- **ENTRIES SHOWN**
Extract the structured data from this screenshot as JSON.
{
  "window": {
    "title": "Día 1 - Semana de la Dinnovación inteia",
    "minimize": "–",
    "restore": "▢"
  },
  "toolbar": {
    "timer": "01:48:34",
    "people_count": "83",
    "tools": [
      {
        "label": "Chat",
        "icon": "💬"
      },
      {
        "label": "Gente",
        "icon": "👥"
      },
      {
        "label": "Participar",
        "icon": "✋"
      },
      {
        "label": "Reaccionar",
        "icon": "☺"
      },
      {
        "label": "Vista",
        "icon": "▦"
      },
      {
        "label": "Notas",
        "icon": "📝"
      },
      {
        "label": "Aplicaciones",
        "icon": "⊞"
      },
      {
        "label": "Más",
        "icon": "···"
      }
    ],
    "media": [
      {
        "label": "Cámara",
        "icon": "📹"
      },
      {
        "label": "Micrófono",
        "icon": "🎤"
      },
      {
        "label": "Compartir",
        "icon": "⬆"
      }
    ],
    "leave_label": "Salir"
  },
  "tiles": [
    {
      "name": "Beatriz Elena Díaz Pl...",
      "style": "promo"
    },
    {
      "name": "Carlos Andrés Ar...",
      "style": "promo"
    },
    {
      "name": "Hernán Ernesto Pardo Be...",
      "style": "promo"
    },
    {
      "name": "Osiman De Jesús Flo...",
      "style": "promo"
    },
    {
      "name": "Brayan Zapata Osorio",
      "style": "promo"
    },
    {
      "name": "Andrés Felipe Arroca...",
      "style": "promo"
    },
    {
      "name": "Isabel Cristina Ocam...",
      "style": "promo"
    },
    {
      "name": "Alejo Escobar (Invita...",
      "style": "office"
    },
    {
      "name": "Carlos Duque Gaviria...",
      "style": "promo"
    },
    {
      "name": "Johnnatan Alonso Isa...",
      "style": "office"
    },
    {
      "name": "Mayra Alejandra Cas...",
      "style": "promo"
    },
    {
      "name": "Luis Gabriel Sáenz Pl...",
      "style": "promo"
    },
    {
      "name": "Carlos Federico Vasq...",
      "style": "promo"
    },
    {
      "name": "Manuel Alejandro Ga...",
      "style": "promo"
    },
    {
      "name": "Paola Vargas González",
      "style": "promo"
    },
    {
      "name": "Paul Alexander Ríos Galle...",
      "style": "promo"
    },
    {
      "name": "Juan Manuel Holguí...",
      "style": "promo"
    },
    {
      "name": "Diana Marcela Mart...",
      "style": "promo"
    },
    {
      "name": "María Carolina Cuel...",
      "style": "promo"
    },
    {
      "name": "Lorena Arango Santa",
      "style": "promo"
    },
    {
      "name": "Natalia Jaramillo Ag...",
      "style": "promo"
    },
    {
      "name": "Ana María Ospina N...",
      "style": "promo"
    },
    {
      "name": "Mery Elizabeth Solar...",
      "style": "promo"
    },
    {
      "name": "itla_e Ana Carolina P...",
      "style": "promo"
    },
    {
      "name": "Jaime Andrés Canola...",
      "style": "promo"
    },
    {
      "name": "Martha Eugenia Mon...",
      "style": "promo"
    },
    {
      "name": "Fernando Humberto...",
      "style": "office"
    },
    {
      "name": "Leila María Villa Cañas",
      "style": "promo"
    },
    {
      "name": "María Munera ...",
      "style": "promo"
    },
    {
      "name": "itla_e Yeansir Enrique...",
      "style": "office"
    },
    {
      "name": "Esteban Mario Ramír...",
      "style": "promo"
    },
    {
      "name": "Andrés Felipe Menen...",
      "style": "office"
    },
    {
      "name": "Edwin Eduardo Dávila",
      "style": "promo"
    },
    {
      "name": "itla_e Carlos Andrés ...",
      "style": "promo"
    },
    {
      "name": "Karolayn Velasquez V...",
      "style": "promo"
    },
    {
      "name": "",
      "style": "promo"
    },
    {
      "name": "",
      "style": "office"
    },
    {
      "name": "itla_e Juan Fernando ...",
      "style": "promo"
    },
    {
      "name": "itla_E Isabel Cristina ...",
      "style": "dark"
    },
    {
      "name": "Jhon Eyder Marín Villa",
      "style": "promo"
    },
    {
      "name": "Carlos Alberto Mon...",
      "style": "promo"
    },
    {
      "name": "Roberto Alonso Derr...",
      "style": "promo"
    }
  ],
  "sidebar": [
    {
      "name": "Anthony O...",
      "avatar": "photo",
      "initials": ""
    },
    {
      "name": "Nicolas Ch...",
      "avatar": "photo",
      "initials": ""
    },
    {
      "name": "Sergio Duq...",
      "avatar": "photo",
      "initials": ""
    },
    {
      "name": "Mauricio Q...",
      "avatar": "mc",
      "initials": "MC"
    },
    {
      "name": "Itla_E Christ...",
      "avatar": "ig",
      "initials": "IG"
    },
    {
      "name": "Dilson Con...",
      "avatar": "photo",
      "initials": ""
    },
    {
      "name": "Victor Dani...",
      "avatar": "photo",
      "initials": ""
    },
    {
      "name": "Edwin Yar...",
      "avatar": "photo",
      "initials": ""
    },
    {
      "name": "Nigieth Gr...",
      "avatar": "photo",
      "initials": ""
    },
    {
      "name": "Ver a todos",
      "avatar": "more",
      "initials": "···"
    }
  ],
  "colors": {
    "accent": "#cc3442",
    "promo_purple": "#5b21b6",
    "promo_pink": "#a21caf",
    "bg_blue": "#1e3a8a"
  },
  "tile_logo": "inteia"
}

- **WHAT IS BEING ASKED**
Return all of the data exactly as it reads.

- **SOLUTION**
Extract the structured data from this screenshot as JSON.
{
  "window": {
    "title": "Día 1 - Semana de la Dinnovación inteia",
    "minimize": "–",
    "restore": "▢"
  },
  "toolbar": {
    "timer": "01:48:34",
    "people_count": "83",
    "tools": [
      {
        "label": "Chat",
        "icon": "💬"
      },
      {
        "label": "Gente",
        "icon": "👥"
      },
      {
        "label": "Participar",
        "icon": "✋"
      },
      {
        "label": "Reaccionar",
        "icon": "☺"
      },
      {
        "label": "Vista",
        "icon": "▦"
      },
      {
        "label": "Notas",
        "icon": "📝"
      },
      {
        "label": "Aplicaciones",
        "icon": "⊞"
      },
      {
        "label": "Más",
        "icon": "···"
      }
    ],
    "media": [
      {
        "label": "Cámara",
        "icon": "📹"
      },
      {
        "label": "Micrófono",
        "icon": "🎤"
      },
      {
        "label": "Compartir",
        "icon": "⬆"
      }
    ],
    "leave_label": "Salir"
  },
  "tiles": [
    {
      "name": "Beatriz Elena Díaz Pl...",
      "style": "promo"
    },
    {
      "name": "Carlos Andrés Ar...",
      "style": "promo"
    },
    {
      "name": "Hernán Ernesto Pardo Be...",
      "style": "promo"
    },
    {
      "name": "Osiman De Jesús Flo...",
      "style": "promo"
    },
    {
      "name": "Brayan Zapata Osorio",
      "style": "promo"
    },
    {
      "name": "Andrés Felipe Arroca...",
      "style": "promo"
    },
    {
      "name": "Isabel Cristina Ocam...",
      "style": "promo"
    },
    {
      "name": "Alejo Escobar (Invita...",
      "style": "office"
    },
    {
      "name": "Carlos Duque Gaviria...",
      "style": "promo"
    },
    {
      "name": "Johnnatan Alonso Isa...",
      "style": "office"
    },
    {
      "name": "Mayra Alejandra Cas...",
      "style": "promo"
    },
    {
      "name": "Luis Gabriel Sáenz Pl...",
      "style": "promo"
    },
    {
      "name": "Carlos Federico Vasq...",
      "style": "promo"
    },
    {
      "name": "Manuel Alejandro Ga...",
      "style": "promo"
    },
    {
      "name": "Paola Vargas González",
      "style": "promo"
    },
    {
      "name": "Paul Alexander Ríos Galle...",
      "style": "promo"
    },
    {
      "name": "Juan Manuel Holguí...",
      "style": "promo"
    },
    {
      "name": "Diana Marcela Mart...",
      "style": "promo"
    },
    {
      "name": "María Carolina Cuel...",
      "style": "promo"
    },
    {
      "name": "Lorena Arango Santa",
      "style": "promo"
    },
    {
      "name": "Natalia Jaramillo Ag...",
      "style": "promo"
    },
    {
      "name": "Ana María Ospina N...",
      "style": "promo"
    },
    {
      "name": "Mery Elizabeth Solar...",
      "style": "promo"
    },
    {
      "name": "itla_e Ana Carolina P...",
      "style": "promo"
    },
    {
      "name": "Jaime Andrés Canola...",
      "style": "promo"
    },
    {
      "name": "Martha Eugenia Mon...",
      "style": "promo"
    },
    {
      "name": "Fernando Humberto...",
      "style": "office"
    },
    {
      "name": "Leila María Villa Cañas",
      "style": "promo"
    },
    {
      "name": "María Munera ...",
      "style": "promo"
    },
    {
      "name": "itla_e Yeansir Enrique...",
      "style": "office"
    },
    {
      "name": "Esteban Mario Ramír...",
      "style": "promo"
    },
    {
      "name": "Andrés Felipe Menen...",
      "style": "office"
    },
    {
      "name": "Edwin Eduardo Dávila",
      "style": "promo"
    },
    {
      "name": "itla_e Carlos Andrés ...",
      "style": "promo"
    },
    {
      "name": "Karolayn Velasquez V...",
      "style": "promo"
    },
    {
      "name": "",
      "style": "promo"
    },
    {
      "name": "",
      "style": "office"
    },
    {
      "name": "itla_e Juan Fernando ...",
      "style": "promo"
    },
    {
      "name": "itla_E Isabel Cristina ...",
      "style": "dark"
    },
    {
      "name": "Jhon Eyder Marín Villa",
      "style": "promo"
    },
    {
      "name": "Carlos Alberto Mon...",
      "style": "promo"
    },
    {
      "name": "Roberto Alonso Derr...",
      "style": "promo"
    }
  ],
  "sidebar": [
    {
      "name": "Anthony O...",
      "avatar": "photo",
      "initials": ""
    },
    {
      "name": "Nicolas Ch...",
      "avatar": "photo",
      "initials": ""
    },
    {
      "name": "Sergio Duq...",
      "avatar": "photo",
      "initials": ""
    },
    {
      "name": "Mauricio Q...",
      "avatar": "mc",
      "initials": "MC"
    },
    {
      "name": "Itla_E Christ...",
      "avatar": "ig",
      "initials": "IG"
    },
    {
      "name": "Dilson Con...",
      "avatar": "photo",
      "initials": ""
    },
    {
      "name": "Victor Dani...",
      "avatar": "photo",
      "initials": ""
    },
    {
      "name": "Edwin Yar...",
      "avatar": "photo",
      "initials": ""
    },
    {
      "name": "Nigieth Gr...",
      "avatar": "photo",
      "initials": ""
    },
    {
      "name": "Ver a todos",
      "avatar": "more",
      "initials": "···"
    }
  ],
  "colors": {
    "accent": "#cc3442",
    "promo_purple": "#5b21b6",
    "promo_pink": "#a21caf",
    "bg_blue": "#1e3a8a"
  },
  "tile_logo": "inteia"
}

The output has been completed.